*Exercise prompt:* Copy out all lines in the data below containing the string "JSON".

*Dataset rows describing interfaces:*
==============================

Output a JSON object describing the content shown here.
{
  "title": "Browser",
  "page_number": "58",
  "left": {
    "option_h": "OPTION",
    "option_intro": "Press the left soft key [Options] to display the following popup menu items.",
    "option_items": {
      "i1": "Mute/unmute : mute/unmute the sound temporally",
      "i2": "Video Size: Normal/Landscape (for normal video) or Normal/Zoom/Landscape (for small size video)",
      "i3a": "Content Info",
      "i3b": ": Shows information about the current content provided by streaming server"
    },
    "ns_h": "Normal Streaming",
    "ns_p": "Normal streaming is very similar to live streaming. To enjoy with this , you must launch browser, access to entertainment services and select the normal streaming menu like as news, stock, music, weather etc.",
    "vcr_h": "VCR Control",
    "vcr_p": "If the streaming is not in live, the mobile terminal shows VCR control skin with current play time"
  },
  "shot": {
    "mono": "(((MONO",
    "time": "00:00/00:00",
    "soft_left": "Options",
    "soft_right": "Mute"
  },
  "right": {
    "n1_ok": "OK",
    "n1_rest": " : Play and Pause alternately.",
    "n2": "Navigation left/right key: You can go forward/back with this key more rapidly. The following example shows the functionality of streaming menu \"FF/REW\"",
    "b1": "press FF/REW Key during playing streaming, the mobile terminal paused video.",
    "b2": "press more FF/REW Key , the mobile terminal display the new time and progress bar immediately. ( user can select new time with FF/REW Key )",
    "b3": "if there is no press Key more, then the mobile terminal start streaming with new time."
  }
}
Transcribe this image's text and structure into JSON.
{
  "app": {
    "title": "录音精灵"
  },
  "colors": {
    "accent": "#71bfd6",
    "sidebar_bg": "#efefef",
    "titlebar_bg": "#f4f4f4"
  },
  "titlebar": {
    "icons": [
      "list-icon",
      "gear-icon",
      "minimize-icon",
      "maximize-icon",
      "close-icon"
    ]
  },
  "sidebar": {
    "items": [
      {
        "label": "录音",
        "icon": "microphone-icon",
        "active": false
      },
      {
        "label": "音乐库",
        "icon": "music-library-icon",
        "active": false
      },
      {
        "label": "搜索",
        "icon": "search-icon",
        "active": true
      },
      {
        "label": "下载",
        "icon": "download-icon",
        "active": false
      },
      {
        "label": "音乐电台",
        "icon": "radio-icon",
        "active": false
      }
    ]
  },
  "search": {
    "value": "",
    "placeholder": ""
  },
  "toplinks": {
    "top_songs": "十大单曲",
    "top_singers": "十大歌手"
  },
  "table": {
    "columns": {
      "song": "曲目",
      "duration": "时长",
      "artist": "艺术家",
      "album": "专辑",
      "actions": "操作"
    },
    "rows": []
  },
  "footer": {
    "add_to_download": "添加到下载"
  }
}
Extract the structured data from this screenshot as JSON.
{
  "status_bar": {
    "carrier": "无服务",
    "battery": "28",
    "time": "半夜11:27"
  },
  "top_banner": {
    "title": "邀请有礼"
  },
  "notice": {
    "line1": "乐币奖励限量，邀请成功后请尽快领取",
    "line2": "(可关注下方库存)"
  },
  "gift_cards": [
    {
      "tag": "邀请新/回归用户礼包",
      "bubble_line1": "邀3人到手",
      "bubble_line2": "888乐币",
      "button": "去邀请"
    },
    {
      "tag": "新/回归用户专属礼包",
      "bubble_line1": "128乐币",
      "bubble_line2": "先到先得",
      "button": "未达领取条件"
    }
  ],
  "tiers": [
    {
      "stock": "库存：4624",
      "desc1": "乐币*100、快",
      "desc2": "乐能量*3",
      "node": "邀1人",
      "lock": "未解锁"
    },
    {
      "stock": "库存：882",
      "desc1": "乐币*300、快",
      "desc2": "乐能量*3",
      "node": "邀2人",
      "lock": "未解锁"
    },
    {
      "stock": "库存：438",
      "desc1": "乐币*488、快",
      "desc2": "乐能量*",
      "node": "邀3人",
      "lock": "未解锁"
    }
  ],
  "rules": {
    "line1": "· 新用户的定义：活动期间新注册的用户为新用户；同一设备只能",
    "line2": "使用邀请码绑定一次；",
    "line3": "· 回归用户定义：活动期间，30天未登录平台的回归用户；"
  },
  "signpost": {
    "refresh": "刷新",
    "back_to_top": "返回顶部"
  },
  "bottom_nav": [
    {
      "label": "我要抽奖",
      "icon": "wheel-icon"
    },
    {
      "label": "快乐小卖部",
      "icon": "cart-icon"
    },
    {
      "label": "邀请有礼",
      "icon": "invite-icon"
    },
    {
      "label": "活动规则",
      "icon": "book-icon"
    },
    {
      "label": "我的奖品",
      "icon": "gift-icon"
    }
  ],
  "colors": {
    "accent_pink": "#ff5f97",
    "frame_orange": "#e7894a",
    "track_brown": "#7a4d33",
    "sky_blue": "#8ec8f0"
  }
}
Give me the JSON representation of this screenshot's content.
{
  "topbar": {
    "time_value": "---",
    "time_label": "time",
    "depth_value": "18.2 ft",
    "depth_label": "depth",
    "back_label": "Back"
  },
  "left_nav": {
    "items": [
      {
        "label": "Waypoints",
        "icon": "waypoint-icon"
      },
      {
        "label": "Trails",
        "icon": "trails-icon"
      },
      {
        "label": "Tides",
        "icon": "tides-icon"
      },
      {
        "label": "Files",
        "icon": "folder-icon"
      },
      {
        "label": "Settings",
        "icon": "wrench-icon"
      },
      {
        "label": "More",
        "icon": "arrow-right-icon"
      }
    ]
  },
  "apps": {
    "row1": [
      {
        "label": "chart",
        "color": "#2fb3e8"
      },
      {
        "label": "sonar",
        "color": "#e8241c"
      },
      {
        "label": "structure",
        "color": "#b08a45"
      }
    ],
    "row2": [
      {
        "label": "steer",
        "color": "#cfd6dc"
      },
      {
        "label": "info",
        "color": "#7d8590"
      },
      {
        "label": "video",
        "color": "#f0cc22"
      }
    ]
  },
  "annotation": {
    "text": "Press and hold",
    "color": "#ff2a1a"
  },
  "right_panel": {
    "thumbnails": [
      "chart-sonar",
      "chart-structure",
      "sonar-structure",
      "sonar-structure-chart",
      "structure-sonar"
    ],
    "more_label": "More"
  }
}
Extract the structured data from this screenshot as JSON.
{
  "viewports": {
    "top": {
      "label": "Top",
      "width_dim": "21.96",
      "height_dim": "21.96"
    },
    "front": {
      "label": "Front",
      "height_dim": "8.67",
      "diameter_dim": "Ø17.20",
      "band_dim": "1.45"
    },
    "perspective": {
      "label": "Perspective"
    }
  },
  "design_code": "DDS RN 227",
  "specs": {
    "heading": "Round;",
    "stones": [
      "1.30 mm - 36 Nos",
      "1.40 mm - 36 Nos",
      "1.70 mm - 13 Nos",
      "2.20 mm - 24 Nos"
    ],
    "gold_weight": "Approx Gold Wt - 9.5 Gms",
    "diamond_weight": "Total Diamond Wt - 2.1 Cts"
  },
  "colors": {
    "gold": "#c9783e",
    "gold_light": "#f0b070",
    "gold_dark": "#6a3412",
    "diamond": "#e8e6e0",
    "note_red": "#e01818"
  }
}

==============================

*Solution for this task:*
Output a JSON object describing the content shown here.
Transcribe this image's text and structure into JSON.
Extract the structured data from this screenshot as JSON.
Give me the JSON representation of this screenshot's content.
Extract the structured data from this screenshot as JSON.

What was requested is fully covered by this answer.